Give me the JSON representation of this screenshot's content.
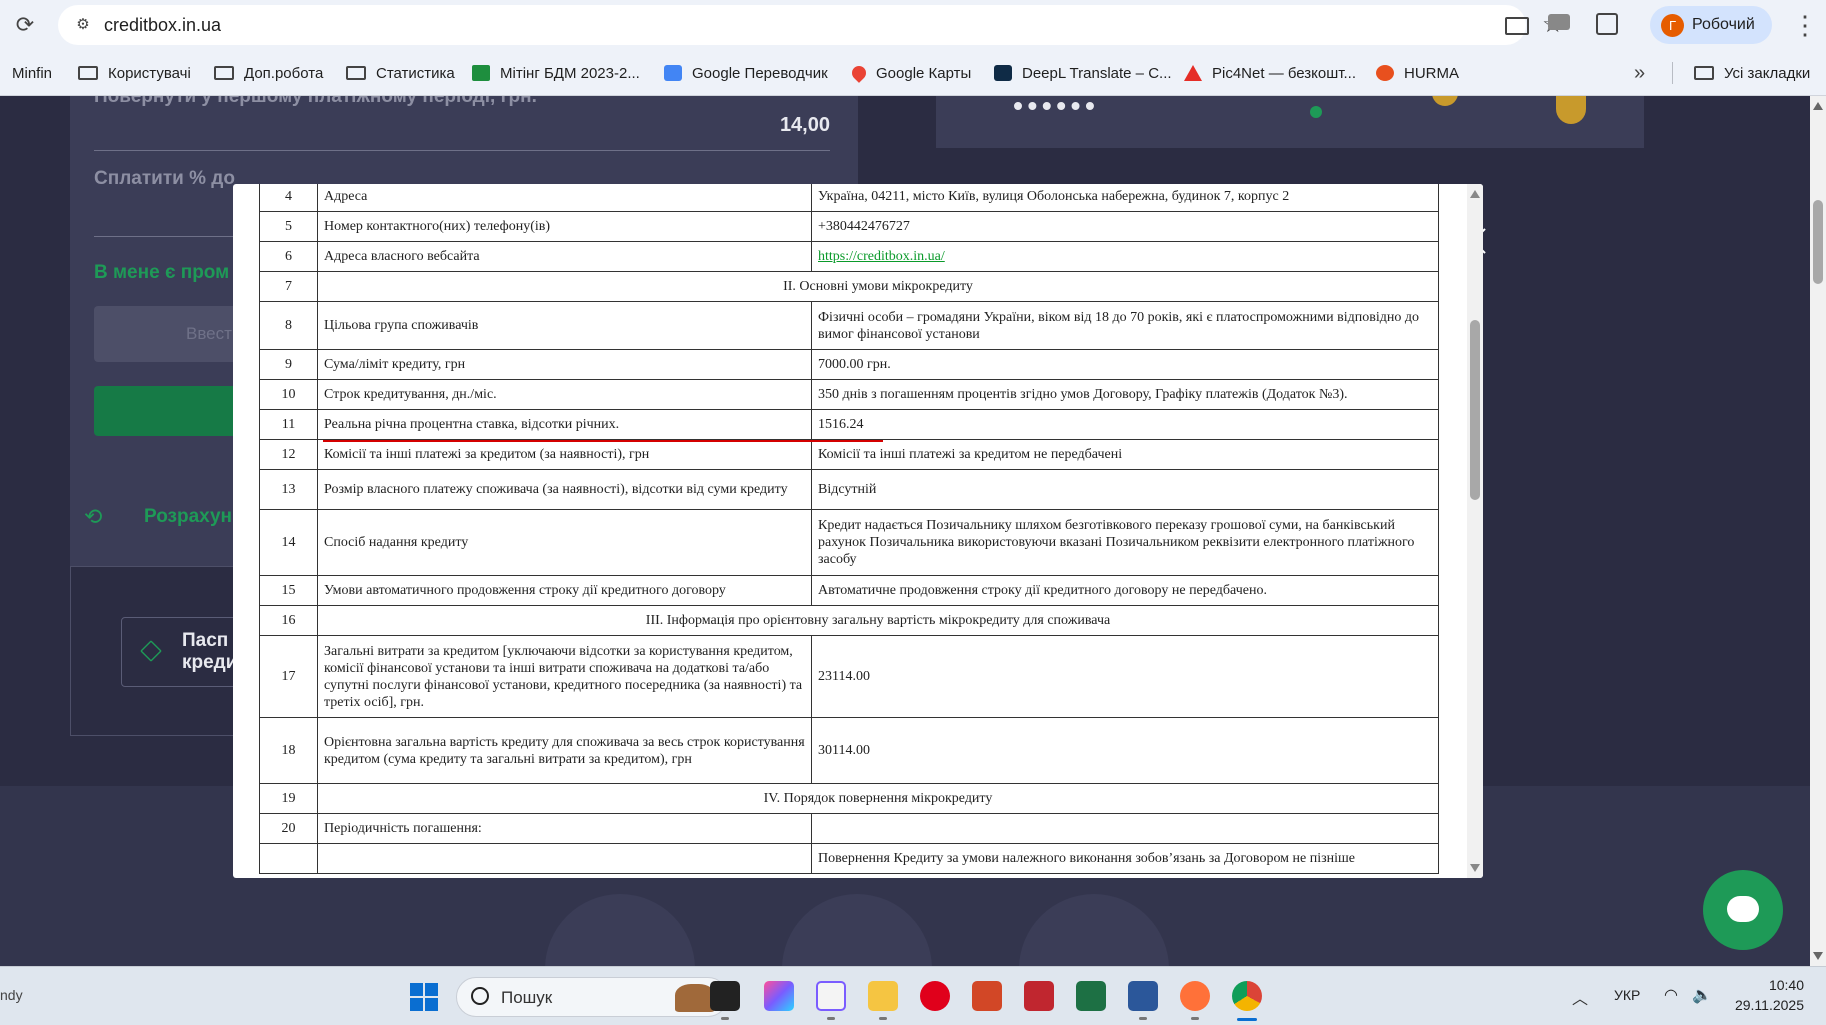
{
  "browser": {
    "url": "creditbox.in.ua",
    "profile_initial": "Г",
    "profile_name": "Робочий",
    "bookmarks": [
      {
        "label": "Minfin",
        "icon": "minfin-icon"
      },
      {
        "label": "Користувачі",
        "icon": "folder-icon"
      },
      {
        "label": "Доп.робота",
        "icon": "folder-icon"
      },
      {
        "label": "Статистика",
        "icon": "folder-icon"
      },
      {
        "label": "Мітінг БДМ 2023-2...",
        "icon": "google-sheets-icon"
      },
      {
        "label": "Google Переводчик",
        "icon": "google-translate-icon"
      },
      {
        "label": "Google Карты",
        "icon": "google-maps-icon"
      },
      {
        "label": "DeepL Translate – С...",
        "icon": "deepl-icon"
      },
      {
        "label": "Pic4Net — безкошт...",
        "icon": "pic4net-icon"
      },
      {
        "label": "HURMA",
        "icon": "hurma-icon"
      }
    ],
    "all_bookmarks": "Усі закладки"
  },
  "background_page": {
    "first_payment_label": "Повернути у першому платіжному періоді, грн.",
    "first_payment_value": "14,00",
    "pay_percent_label": "Сплатити % до",
    "promo_link": "В мене є пром",
    "promo_placeholder": "Ввести",
    "recalc_text": "Розрахун",
    "passport_text_line1": "Пасп",
    "passport_text_line2": "креди"
  },
  "table": {
    "rows": [
      {
        "num": "4",
        "label": "Адреса",
        "value": "Україна, 04211, місто Київ, вулиця Оболонська набережна, будинок 7, корпус 2"
      },
      {
        "num": "5",
        "label": "Номер контактного(них) телефону(ів)",
        "value": "+380442476727"
      },
      {
        "num": "6",
        "label": "Адреса власного вебсайта",
        "value": "https://creditbox.in.ua/",
        "link": true
      },
      {
        "num": "7",
        "section": "ІІ. Основні умови мікрокредиту"
      },
      {
        "num": "8",
        "label": "Цільова група споживачів",
        "value": "Фізичні особи – громадяни України, віком від 18 до 70 років, які є платоспроможними відповідно до вимог фінансової установи"
      },
      {
        "num": "9",
        "label": "Сума/ліміт кредиту, грн",
        "value": "7000.00 грн."
      },
      {
        "num": "10",
        "label": "Строк кредитування, дн./міс.",
        "value": "350 днів з погашенням процентів згідно умов Договору, Графіку платежів (Додаток №3)."
      },
      {
        "num": "11",
        "label": "Реальна річна процентна ставка, відсотки річних.",
        "value": "1516.24"
      },
      {
        "num": "12",
        "label": "Комісії та інші платежі за кредитом (за наявності), грн",
        "value": "Комісії та інші платежі за кредитом не передбачені"
      },
      {
        "num": "13",
        "label": "Розмір власного платежу споживача (за наявності), відсотки від суми кредиту",
        "value": "Відсутній"
      },
      {
        "num": "14",
        "label": "Спосіб надання кредиту",
        "value": "Кредит надається Позичальнику шляхом безготівкового переказу грошової суми, на банківський рахунок Позичальника використовуючи вказані Позичальником реквізити електронного платіжного засобу"
      },
      {
        "num": "15",
        "label": "Умови автоматичного продовження строку дії кредитного договору",
        "value": "Автоматичне продовження строку дії кредитного договору не передбачено."
      },
      {
        "num": "16",
        "section": "ІІІ. Інформація про орієнтовну загальну вартість мікрокредиту для споживача"
      },
      {
        "num": "17",
        "label": "Загальні витрати за кредитом [уключаючи відсотки за користування кредитом, комісії фінансової установи та інші витрати споживача на додаткові та/або супутні послуги фінансової установи, кредитного посередника (за наявності) та третіх осіб], грн.",
        "value": "23114.00"
      },
      {
        "num": "18",
        "label": "Орієнтовна загальна вартість кредиту для споживача за весь строк користування кредитом (сума кредиту та загальні витрати за кредитом), грн",
        "value": "30114.00"
      },
      {
        "num": "19",
        "section": "ІV. Порядок повернення мікрокредиту"
      },
      {
        "num": "20",
        "label": "Періодичність погашення:",
        "value": ""
      },
      {
        "num": "",
        "label": "",
        "value": "Повернення Кредиту за умови належного виконання зобов’язань за Договором не пізніше"
      }
    ]
  },
  "taskbar": {
    "left_text": "ndy",
    "search_placeholder": "Пошук",
    "lang": "УКР",
    "time": "10:40",
    "date": "29.11.2025"
  },
  "colors": {
    "page_bg": "#2b2c42",
    "accent_green": "#1e9a57",
    "underline_red": "#d40000"
  }
}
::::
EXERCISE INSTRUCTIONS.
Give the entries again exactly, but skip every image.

RESPONSE AREA.
Give me the JSON representation of this screenshot's content.
{
  "browser": {
    "url": "creditbox.in.ua",
    "profile_initial": "Г",
    "profile_name": "Робочий",
    "bookmarks": [
      {
        "label": "Minfin",
        "icon": "minfin-icon"
      },
      {
        "label": "Користувачі",
        "icon": "folder-icon"
      },
      {
        "label": "Доп.робота",
        "icon": "folder-icon"
      },
      {
        "label": "Статистика",
        "icon": "folder-icon"
      },
      {
        "label": "Мітінг БДМ 2023-2...",
        "icon": "google-sheets-icon"
      },
      {
        "label": "Google Переводчик",
        "icon": "google-translate-icon"
      },
      {
        "label": "Google Карты",
        "icon": "google-maps-icon"
      },
      {
        "label": "DeepL Translate – С...",
        "icon": "deepl-icon"
      },
      {
        "label": "Pic4Net — безкошт...",
        "icon": "pic4net-icon"
      },
      {
        "label": "HURMA",
        "icon": "hurma-icon"
      }
    ],
    "all_bookmarks": "Усі закладки"
  },
  "background_page": {
    "first_payment_label": "Повернути у першому платіжному періоді, грн.",
    "first_payment_value": "14,00",
    "pay_percent_label": "Сплатити % до",
    "promo_link": "В мене є пром",
    "promo_placeholder": "Ввести",
    "recalc_text": "Розрахун",
    "passport_text_line1": "Пасп",
    "passport_text_line2": "креди"
  },
  "table": {
    "rows": [
      {
        "num": "4",
        "label": "Адреса",
        "value": "Україна, 04211, місто Київ, вулиця Оболонська набережна, будинок 7, корпус 2"
      },
      {
        "num": "5",
        "label": "Номер контактного(них) телефону(ів)",
        "value": "+380442476727"
      },
      {
        "num": "6",
        "label": "Адреса власного вебсайта",
        "value": "https://creditbox.in.ua/",
        "link": true
      },
      {
        "num": "7",
        "section": "ІІ. Основні умови мікрокредиту"
      },
      {
        "num": "8",
        "label": "Цільова група споживачів",
        "value": "Фізичні особи – громадяни України, віком від 18 до 70 років, які є платоспроможними відповідно до вимог фінансової установи"
      },
      {
        "num": "9",
        "label": "Сума/ліміт кредиту, грн",
        "value": "7000.00 грн."
      },
      {
        "num": "10",
        "label": "Строк кредитування, дн./міс.",
        "value": "350 днів з погашенням процентів згідно умов Договору, Графіку платежів (Додаток №3)."
      },
      {
        "num": "11",
        "label": "Реальна річна процентна ставка, відсотки річних.",
        "value": "1516.24"
      },
      {
        "num": "12",
        "label": "Комісії та інші платежі за кредитом (за наявності), грн",
        "value": "Комісії та інші платежі за кредитом не передбачені"
      },
      {
        "num": "13",
        "label": "Розмір власного платежу споживача (за наявності), відсотки від суми кредиту",
        "value": "Відсутній"
      },
      {
        "num": "14",
        "label": "Спосіб надання кредиту",
        "value": "Кредит надається Позичальнику шляхом безготівкового переказу грошової суми, на банківський рахунок Позичальника використовуючи вказані Позичальником реквізити електронного платіжного засобу"
      },
      {
        "num": "15",
        "label": "Умови автоматичного продовження строку дії кредитного договору",
        "value": "Автоматичне продовження строку дії кредитного договору не передбачено."
      },
      {
        "num": "16",
        "section": "ІІІ. Інформація про орієнтовну загальну вартість мікрокредиту для споживача"
      },
      {
        "num": "17",
        "label": "Загальні витрати за кредитом [уключаючи відсотки за користування кредитом, комісії фінансової установи та інші витрати споживача на додаткові та/або супутні послуги фінансової установи, кредитного посередника (за наявності) та третіх осіб], грн.",
        "value": "23114.00"
      },
      {
        "num": "18",
        "label": "Орієнтовна загальна вартість кредиту для споживача за весь строк користування кредитом (сума кредиту та загальні витрати за кредитом), грн",
        "value": "30114.00"
      },
      {
        "num": "19",
        "section": "ІV. Порядок повернення мікрокредиту"
      },
      {
        "num": "20",
        "label": "Періодичність погашення:",
        "value": ""
      },
      {
        "num": "",
        "label": "",
        "value": "Повернення Кредиту за умови належного виконання зобов’язань за Договором не пізніше"
      }
    ]
  },
  "taskbar": {
    "left_text": "ndy",
    "search_placeholder": "Пошук",
    "lang": "УКР",
    "time": "10:40",
    "date": "29.11.2025"
  },
  "colors": {
    "page_bg": "#2b2c42",
    "accent_green": "#1e9a57",
    "underline_red": "#d40000"
  }
}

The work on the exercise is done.